Staff Reporter of The Wall Street Journal
From The Wall Street Journal Online
BAGHDAD, Iraq -- At Yale University, Jay Hallen majored in political science, rarely watched financial news stations and didn't follow the stock market.
All of which made the 24-year-old an unlikely pick for the difficult task of rebuilding Iraq's shuttered stock exchange. But Mr. Hallen, a private-sector development officer for the U.S.-led Coalition Provisional Authority, was given the job immediately after arriving in Baghdad in September.
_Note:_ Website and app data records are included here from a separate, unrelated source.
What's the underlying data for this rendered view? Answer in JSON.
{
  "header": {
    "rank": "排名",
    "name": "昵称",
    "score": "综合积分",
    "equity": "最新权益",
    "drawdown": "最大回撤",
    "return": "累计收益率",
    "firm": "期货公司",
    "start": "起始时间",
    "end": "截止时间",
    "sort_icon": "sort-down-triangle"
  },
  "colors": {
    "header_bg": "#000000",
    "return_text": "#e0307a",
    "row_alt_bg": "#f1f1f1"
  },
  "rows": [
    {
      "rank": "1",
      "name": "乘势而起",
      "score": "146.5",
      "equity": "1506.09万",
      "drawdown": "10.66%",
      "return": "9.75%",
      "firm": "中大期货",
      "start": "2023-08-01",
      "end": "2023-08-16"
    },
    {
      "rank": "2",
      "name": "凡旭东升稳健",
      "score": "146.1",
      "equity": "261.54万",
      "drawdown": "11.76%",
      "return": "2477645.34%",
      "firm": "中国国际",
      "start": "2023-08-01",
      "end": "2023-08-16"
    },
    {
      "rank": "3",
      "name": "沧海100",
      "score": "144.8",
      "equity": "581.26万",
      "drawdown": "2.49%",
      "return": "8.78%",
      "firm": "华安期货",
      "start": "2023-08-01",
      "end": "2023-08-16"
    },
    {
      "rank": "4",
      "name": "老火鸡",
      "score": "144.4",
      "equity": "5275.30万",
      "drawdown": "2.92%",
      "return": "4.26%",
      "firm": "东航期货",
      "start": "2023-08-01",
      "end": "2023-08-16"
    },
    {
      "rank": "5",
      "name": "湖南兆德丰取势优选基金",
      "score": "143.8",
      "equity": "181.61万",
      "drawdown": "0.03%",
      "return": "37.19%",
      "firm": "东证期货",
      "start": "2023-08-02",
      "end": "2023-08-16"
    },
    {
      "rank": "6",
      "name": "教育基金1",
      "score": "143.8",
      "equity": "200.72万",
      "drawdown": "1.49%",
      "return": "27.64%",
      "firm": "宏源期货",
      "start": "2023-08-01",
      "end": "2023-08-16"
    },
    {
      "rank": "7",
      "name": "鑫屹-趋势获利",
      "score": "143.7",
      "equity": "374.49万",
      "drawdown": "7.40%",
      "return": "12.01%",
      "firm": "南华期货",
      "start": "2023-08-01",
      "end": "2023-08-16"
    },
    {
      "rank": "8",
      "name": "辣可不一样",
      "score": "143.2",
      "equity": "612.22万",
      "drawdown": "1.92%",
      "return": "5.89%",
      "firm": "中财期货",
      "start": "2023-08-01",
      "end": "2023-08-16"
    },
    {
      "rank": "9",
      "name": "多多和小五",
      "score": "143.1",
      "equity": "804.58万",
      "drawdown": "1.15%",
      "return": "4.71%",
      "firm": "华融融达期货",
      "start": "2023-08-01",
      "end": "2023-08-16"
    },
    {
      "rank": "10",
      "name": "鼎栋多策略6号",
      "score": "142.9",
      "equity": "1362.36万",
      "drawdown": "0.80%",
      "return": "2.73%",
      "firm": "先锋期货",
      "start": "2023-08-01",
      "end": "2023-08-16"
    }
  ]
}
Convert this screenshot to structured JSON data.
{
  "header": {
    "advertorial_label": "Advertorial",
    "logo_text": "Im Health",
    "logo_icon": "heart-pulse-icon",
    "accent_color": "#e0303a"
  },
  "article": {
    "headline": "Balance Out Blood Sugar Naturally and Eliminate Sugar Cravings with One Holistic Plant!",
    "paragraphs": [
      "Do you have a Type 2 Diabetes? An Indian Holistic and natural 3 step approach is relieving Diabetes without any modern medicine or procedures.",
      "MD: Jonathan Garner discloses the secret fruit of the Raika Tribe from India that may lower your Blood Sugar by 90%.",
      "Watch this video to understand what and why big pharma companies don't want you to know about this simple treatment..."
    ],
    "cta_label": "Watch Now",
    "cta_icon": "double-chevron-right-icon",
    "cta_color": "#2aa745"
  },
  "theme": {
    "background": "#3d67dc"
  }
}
The headquarters of the old Iraqi exchange, where brokers in blue vests scribbled trades on boards, was looted after the war and is now occupied by squatters. Several listed companies no longer exist, and many Iraqi companies' majority shareholders -- Saddam Hussein and his friends and relatives -- are either dead or in prison. A new exchange is supposed to open in temporary quarters next month, but impatient brokers already meet privately in their homes and offices to trade shares.
Doesn't this smell like familly ties or something?
The Army had a guy set up that was a former vice-president and chief economic advisor for NASDAQ.
My main job responsibility here is to manage the re-establishment of the Baghdad Stock Exchange. There's an Army civil affairs guy who's been working on the project for a few months, has made some good contacts and has found some good potential properties that I'll view this week, so there's some good groundwork. But I'm the head CPA person in charge. My job is to know exactly what needs to get done, what skills and expertise and money and equipment are needed, and to contact/hire the right people.